date labeled. Single free copies of the report, "Food Dating: Shoppers' Re-
action and Impact on Retail Foodstores" (MRR-984) are available from the Office
of Communication, U.S. Department of Agriculture, Washington, D.C. 20250.
It's Poultry This Time. Chickens, turkeys, and other poultry are subjects of
the newest addition to USDA's Spanish-language "how to buy food" series. "Como
Comprar Las Aves de Corral" (How To Buy Poultrv), explains how knowing USDA
grades for poultry and the class (age) of the birds can help consumers make
better choices at the supermarket. The pamphlet, prepared by USDA's Agricul-
tural Marketing Service, also gives tips on storing and cooking poultry. Single
free copies of "Como Comprar Las Aves de Corral" (G-157-S) may be requested

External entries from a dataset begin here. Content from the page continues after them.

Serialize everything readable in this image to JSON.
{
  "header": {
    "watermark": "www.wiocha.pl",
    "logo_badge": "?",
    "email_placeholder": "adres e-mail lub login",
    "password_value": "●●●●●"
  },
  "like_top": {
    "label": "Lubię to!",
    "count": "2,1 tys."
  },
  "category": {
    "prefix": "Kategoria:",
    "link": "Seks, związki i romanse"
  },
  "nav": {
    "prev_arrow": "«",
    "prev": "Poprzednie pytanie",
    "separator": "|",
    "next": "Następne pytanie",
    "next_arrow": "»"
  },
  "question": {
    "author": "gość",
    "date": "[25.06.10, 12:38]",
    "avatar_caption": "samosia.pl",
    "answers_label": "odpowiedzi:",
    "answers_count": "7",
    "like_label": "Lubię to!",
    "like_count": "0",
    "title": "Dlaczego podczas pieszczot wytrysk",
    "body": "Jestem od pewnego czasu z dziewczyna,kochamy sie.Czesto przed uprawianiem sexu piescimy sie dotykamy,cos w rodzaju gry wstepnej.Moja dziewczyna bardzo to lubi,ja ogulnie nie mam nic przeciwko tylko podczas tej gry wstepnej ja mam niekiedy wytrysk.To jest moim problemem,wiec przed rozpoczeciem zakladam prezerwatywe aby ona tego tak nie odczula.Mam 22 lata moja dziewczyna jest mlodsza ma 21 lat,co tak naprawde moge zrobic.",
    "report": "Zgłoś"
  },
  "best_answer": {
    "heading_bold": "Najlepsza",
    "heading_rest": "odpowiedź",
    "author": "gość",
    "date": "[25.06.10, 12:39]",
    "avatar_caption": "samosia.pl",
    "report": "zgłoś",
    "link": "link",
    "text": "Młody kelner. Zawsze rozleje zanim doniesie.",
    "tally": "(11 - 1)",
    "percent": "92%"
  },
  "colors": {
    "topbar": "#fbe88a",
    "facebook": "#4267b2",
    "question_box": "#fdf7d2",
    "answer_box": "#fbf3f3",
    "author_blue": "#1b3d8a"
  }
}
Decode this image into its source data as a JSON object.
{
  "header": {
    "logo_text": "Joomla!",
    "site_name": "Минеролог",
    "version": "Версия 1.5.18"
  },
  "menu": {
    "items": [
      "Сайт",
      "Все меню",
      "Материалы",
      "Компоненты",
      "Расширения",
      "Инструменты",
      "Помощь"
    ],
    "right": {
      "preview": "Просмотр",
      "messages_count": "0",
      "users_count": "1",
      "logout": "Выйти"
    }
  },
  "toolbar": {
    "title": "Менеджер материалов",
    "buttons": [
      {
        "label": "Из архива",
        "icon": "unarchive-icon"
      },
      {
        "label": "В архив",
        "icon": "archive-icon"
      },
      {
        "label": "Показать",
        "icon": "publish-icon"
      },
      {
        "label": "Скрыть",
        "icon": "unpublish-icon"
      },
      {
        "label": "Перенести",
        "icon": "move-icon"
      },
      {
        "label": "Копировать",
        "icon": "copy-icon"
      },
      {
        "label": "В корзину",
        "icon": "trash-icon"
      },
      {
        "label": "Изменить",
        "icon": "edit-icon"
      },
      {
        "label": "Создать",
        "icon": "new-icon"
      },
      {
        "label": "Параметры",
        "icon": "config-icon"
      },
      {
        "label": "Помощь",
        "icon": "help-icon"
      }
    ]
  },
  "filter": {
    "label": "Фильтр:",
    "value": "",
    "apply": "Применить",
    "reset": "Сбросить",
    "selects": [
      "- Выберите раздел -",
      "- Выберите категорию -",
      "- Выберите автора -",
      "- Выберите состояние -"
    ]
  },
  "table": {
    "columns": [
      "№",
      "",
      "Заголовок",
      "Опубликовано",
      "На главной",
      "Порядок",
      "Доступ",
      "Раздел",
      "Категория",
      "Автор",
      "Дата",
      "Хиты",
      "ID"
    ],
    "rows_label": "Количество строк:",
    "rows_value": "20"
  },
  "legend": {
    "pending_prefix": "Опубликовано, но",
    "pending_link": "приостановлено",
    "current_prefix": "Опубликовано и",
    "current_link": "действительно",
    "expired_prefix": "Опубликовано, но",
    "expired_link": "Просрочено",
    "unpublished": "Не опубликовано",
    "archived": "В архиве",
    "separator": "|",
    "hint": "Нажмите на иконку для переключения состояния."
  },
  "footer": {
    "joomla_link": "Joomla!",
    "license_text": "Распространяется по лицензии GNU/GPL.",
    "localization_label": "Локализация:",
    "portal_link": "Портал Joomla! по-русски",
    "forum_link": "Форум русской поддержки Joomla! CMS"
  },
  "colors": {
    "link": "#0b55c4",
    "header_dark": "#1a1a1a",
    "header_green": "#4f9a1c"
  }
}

from the Office of Communication, U.S. Department of Agriculture, Washington,
FEBRUARY PLENTIFUL FOODS
Protein-Rich Foods Are Featured. Dollar-conscious food shoppers should find
February Plentiful Foods, broiler-fryers, peanuts, and peanut products, abun-
dant and relatively good buys. In March, peanuts and peanut products along
with turkeys and dry beans will be on the Plentiful List.
WHITHER IHOU GOES?
Moving Along. To haul the tons of products from farm to consumer, the U.S. has
over 200,000 miles of railroads, 3.3 million miles of intercity highways, and
26,000 miles of improved watern ays.
SERVICE is a monthly newuleccer of consumer interest. It is designed for those
who report to the individual consumer rather than for mass distribution. For
information about items in this issue, write: Lillie Vincent, Editor of Service,
Office of Information, U.S. Department of Agriculture, Washington, D.C. 20250.
Telephone (202) 447-5437.
xml version 1.0 encoding UTF-8
REPORT xmlns http:www.fcla.edudlsmddaitss xmlns:xsi http:www.w3.org2001XMLSchema-instance xsi:schemaLocation http:www.fcla.edudlsmddaitssdaitssReport.xsd
INGEST IEID EM1TIX96D_FSPZ3G INGEST_TIME 2012-10-26T20:38:22Z PACKAGE AA00012167_00068
AGREEMENT_INFO ACCOUNT UF PROJECT UFDC